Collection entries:
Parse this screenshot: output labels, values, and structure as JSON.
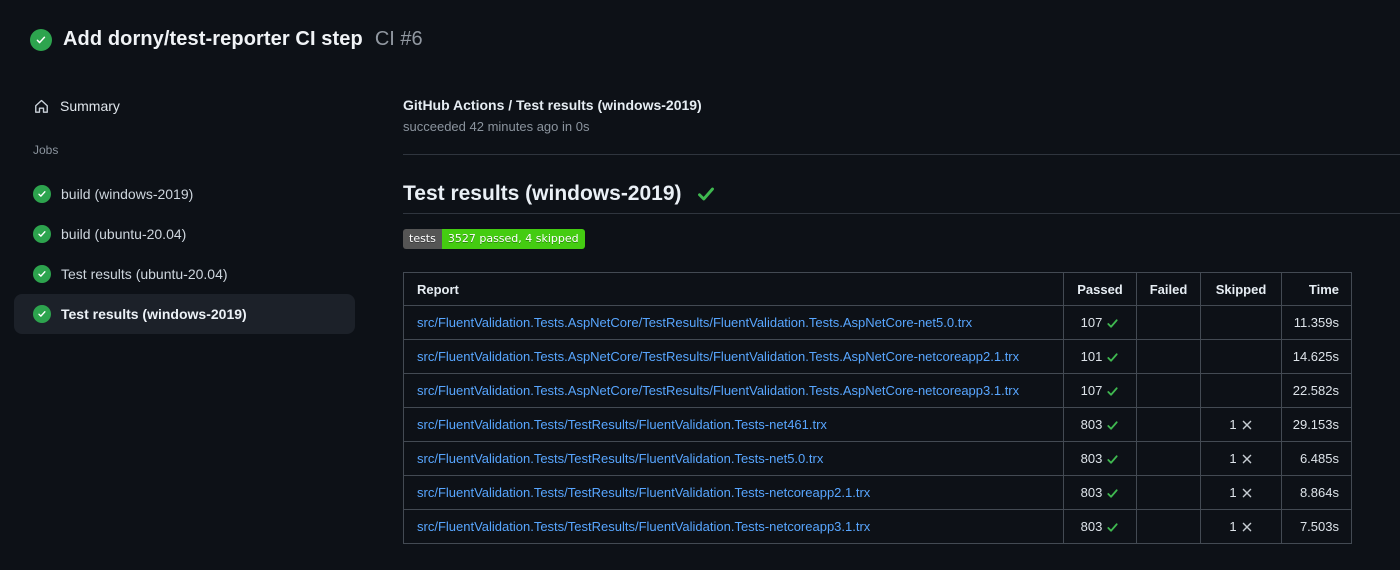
{
  "header": {
    "title": "Add dorny/test-reporter CI step",
    "run_number": "CI #6"
  },
  "sidebar": {
    "summary_label": "Summary",
    "jobs_label": "Jobs",
    "jobs": [
      {
        "label": "build (windows-2019)",
        "selected": false
      },
      {
        "label": "build (ubuntu-20.04)",
        "selected": false
      },
      {
        "label": "Test results (ubuntu-20.04)",
        "selected": false
      },
      {
        "label": "Test results (windows-2019)",
        "selected": true
      }
    ]
  },
  "main": {
    "check_run_title": "GitHub Actions / Test results (windows-2019)",
    "check_run_status": "succeeded 42 minutes ago in 0s",
    "section_title": "Test results (windows-2019)",
    "badge": {
      "label": "tests",
      "status": "3527 passed, 4 skipped",
      "label_bg": "#555555",
      "status_bg": "#44cc11"
    },
    "results_table": {
      "columns": {
        "report": "Report",
        "passed": "Passed",
        "failed": "Failed",
        "skipped": "Skipped",
        "time": "Time"
      },
      "rows": [
        {
          "report": "src/FluentValidation.Tests.AspNetCore/TestResults/FluentValidation.Tests.AspNetCore-net5.0.trx",
          "passed": "107",
          "failed": "",
          "skipped": "",
          "time": "11.359s"
        },
        {
          "report": "src/FluentValidation.Tests.AspNetCore/TestResults/FluentValidation.Tests.AspNetCore-netcoreapp2.1.trx",
          "passed": "101",
          "failed": "",
          "skipped": "",
          "time": "14.625s"
        },
        {
          "report": "src/FluentValidation.Tests.AspNetCore/TestResults/FluentValidation.Tests.AspNetCore-netcoreapp3.1.trx",
          "passed": "107",
          "failed": "",
          "skipped": "",
          "time": "22.582s"
        },
        {
          "report": "src/FluentValidation.Tests/TestResults/FluentValidation.Tests-net461.trx",
          "passed": "803",
          "failed": "",
          "skipped": "1",
          "time": "29.153s"
        },
        {
          "report": "src/FluentValidation.Tests/TestResults/FluentValidation.Tests-net5.0.trx",
          "passed": "803",
          "failed": "",
          "skipped": "1",
          "time": "6.485s"
        },
        {
          "report": "src/FluentValidation.Tests/TestResults/FluentValidation.Tests-netcoreapp2.1.trx",
          "passed": "803",
          "failed": "",
          "skipped": "1",
          "time": "8.864s"
        },
        {
          "report": "src/FluentValidation.Tests/TestResults/FluentValidation.Tests-netcoreapp3.1.trx",
          "passed": "803",
          "failed": "",
          "skipped": "1",
          "time": "7.503s"
        }
      ]
    }
  },
  "colors": {
    "background": "#0d1117",
    "success_green": "#2da44e",
    "check_green": "#3fb950",
    "link_blue": "#58a6ff",
    "table_border": "#434a53",
    "selected_item_bg": "#1c2129",
    "muted_text": "#8b949e"
  }
}
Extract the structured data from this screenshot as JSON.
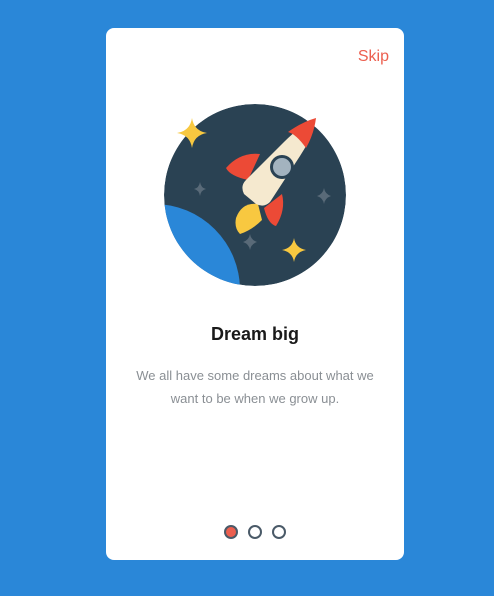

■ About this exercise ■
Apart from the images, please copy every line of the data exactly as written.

■ Exercise solution ■
Parse this screenshot: output labels, values, and structure as JSON.
{
  "header": {
    "title": "Add dorny/test-reporter CI step",
    "run_number": "CI #6"
  },
  "sidebar": {
    "summary_label": "Summary",
    "jobs_label": "Jobs",
    "jobs": [
      {
        "label": "build (windows-2019)",
        "selected": false
      },
      {
        "label": "build (ubuntu-20.04)",
        "selected": false
      },
      {
        "label": "Test results (ubuntu-20.04)",
        "selected": false
      },
      {
        "label": "Test results (windows-2019)",
        "selected": true
      }
    ]
  },
  "main": {
    "check_run_title": "GitHub Actions / Test results (windows-2019)",
    "check_run_status": "succeeded 42 minutes ago in 0s",
    "section_title": "Test results (windows-2019)",
    "badge": {
      "label": "tests",
      "status": "3527 passed, 4 skipped",
      "label_bg": "#555555",
      "status_bg": "#44cc11"
    },
    "results_table": {
      "columns": {
        "report": "Report",
        "passed": "Passed",
        "failed": "Failed",
        "skipped": "Skipped",
        "time": "Time"
      },
      "rows": [
        {
          "report": "src/FluentValidation.Tests.AspNetCore/TestResults/FluentValidation.Tests.AspNetCore-net5.0.trx",
          "passed": "107",
          "failed": "",
          "skipped": "",
          "time": "11.359s"
        },
        {
          "report": "src/FluentValidation.Tests.AspNetCore/TestResults/FluentValidation.Tests.AspNetCore-netcoreapp2.1.trx",
          "passed": "101",
          "failed": "",
          "skipped": "",
          "time": "14.625s"
        },
        {
          "report": "src/FluentValidation.Tests.AspNetCore/TestResults/FluentValidation.Tests.AspNetCore-netcoreapp3.1.trx",
          "passed": "107",
          "failed": "",
          "skipped": "",
          "time": "22.582s"
        },
        {
          "report": "src/FluentValidation.Tests/TestResults/FluentValidation.Tests-net461.trx",
          "passed": "803",
          "failed": "",
          "skipped": "1",
          "time": "29.153s"
        },
        {
          "report": "src/FluentValidation.Tests/TestResults/FluentValidation.Tests-net5.0.trx",
          "passed": "803",
          "failed": "",
          "skipped": "1",
          "time": "6.485s"
        },
        {
          "report": "src/FluentValidation.Tests/TestResults/FluentValidation.Tests-netcoreapp2.1.trx",
          "passed": "803",
          "failed": "",
          "skipped": "1",
          "time": "8.864s"
        },
        {
          "report": "src/FluentValidation.Tests/TestResults/FluentValidation.Tests-netcoreapp3.1.trx",
          "passed": "803",
          "failed": "",
          "skipped": "1",
          "time": "7.503s"
        }
      ]
    }
  },
  "colors": {
    "background": "#0d1117",
    "success_green": "#2da44e",
    "check_green": "#3fb950",
    "link_blue": "#58a6ff",
    "table_border": "#434a53",
    "selected_item_bg": "#1c2129",
    "muted_text": "#8b949e"
  }
}
Extract the structured data from this screenshot as JSON.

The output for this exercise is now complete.